GP Insights # 483, 14 March 2021
On 12 March, US President Joe Biden hosted the first virtual summit of the QUAD, which was attended by the Prime Ministers of India, Japan and Australia. The leaders reaffirmed their commitment to promote free and open Indo-Pacific, pledged to respond to the impact of COVID-19, and address shared challenges including climate change, technology, and disaster relief.
During the summit, President Biden said: “We’re renewing our commitment to ensure that our region is governed by international law, committed to upholding universal values, and free from coercion.” The US National Security Advisor Jake Sullivan during a press briefing said: “The four leaders did discuss the challenge posed by China, and they made clear that none of them has any illusions about China. But today was not fundamentally about China. Much of the focus was on pressing global crises, including the climate crisis and COVID-19.”

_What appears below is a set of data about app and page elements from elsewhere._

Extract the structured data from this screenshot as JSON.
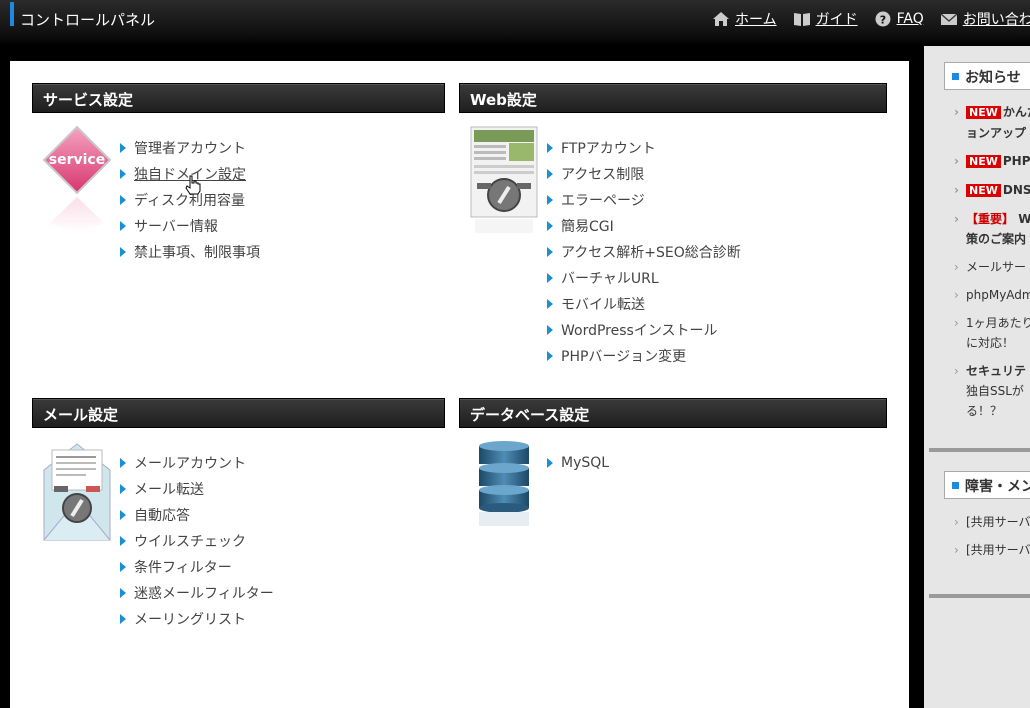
{
  "header": {
    "title": "コントロールパネル",
    "nav": [
      {
        "icon": "home-icon",
        "label": "ホーム"
      },
      {
        "icon": "book-icon",
        "label": "ガイド"
      },
      {
        "icon": "question-icon",
        "label": "FAQ"
      },
      {
        "icon": "mail-icon",
        "label": "お問い合わせ"
      }
    ]
  },
  "sections": {
    "service": {
      "title": "サービス設定",
      "items": [
        "管理者アカウント",
        "独自ドメイン設定",
        "ディスク利用容量",
        "サーバー情報",
        "禁止事項、制限事項"
      ],
      "thumb_label": "service"
    },
    "web": {
      "title": "Web設定",
      "items": [
        "FTPアカウント",
        "アクセス制限",
        "エラーページ",
        "簡易CGI",
        "アクセス解析+SEO総合診断",
        "バーチャルURL",
        "モバイル転送",
        "WordPressインストール",
        "PHPバージョン変更"
      ]
    },
    "mail": {
      "title": "メール設定",
      "items": [
        "メールアカウント",
        "メール転送",
        "自動応答",
        "ウイルスチェック",
        "条件フィルター",
        "迷惑メールフィルター",
        "メーリングリスト"
      ]
    },
    "db": {
      "title": "データベース設定",
      "items": [
        "MySQL"
      ]
    }
  },
  "sidebar": {
    "news_title": "お知らせ",
    "news": [
      {
        "badge": "NEW",
        "line1": "かんた",
        "line2": "ョンアップ"
      },
      {
        "badge": "NEW",
        "line1": "PHP"
      },
      {
        "badge": "NEW",
        "line1": "DNS"
      },
      {
        "tag": "【重要】",
        "line1": "W",
        "line2": "策のご案内"
      },
      {
        "line1": "メールサー"
      },
      {
        "line1": "phpMyAdm"
      },
      {
        "line1": "1ヶ月あたり",
        "line2": "に対応！"
      },
      {
        "line1": "セキュリテ",
        "line2": "独自SSLが",
        "line3": "る！？"
      }
    ],
    "outage_title": "障害・メン",
    "outage": [
      "[共用サーバ",
      "[共用サーバ"
    ],
    "accent_color": "#1e88e5"
  }
}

On the same day, the Chinese foreign ministry spokesperson said: “We hope relevant countries will follow the principles of openness, inclusiveness and win-win results, refrain from forming closed and exclusive ‘cliques’ and act in a way that is conducive to regional peace, stability and prosperity.”
On 13 March, the Washington Post published an opinion by the four QUAD leaders; according to it, "we have agreed to partner to address the challenges presented by new technologies and collaborate to set the norms and standards that govern the innovations of the future. It is clear that climate change is both a strategic priority and an urgent global challenge, including for the Indo-Pacific region. That’s why we will work together and with others to strengthen the Paris agreement and enhance the climate actions of all nations. And with an unwavering commitment to the health and safety of our people, we are determined to end the covid-19 pandemic because no country will be safe so long as the pandemic continues."
What is the background?
First, Biden’s approach towards the Indo-Pacific. Biden has continued Trump’s policy on the Indo-Pacific to contain China in the region. On 3 March, the Biden administration released the Interim National Security Strategic Guidance. It stresses building deeper connections with the Indo-Pacific region through a robust presence in the region. Convening the QUAD summit reiterates Biden’s strong position on Indo-Pacific.
Second, the widening scope of QUAD. On 20 March 2020, a QUAD Plus meeting was conducted that included Vietnam, South Korea, and New Zealand apart from the QUAD countries to discuss the COVID-19 spread. QUAD has been broadening its scope by partnering with countries over shared interests. Moreover, there is a widening of areas of cooperation. Vaccine diplomacy and climate change widen the scope for cooperation among the QUAD countries.
Third, worsening relations with China. The hardening of ties with China is a common challenge that the QUAD countries are facing. India is in a boundary dispute with China over LAC in the Galwan Valley. Australia is in a trade dispute with China on exports. Japan is in a dispute with China in the East China Sea over the Senkaku Islands. Deteriorating relations have encouraged the countries to actively engage in QUAD.
What does it mean?
First, the reiteration of the significance of QUAD and Indo-Pacific. Biden's rigorous but nuanced approach will have greater implications for the Indo-Pacific region.
Second, widening areas of cooperation will increase the scope for other countries in the region to establish a partnership with QUAD countries and work towards promoting free and open Indo-Pacific, contain Chinese aggression, and work on areas of shared regional and global concern.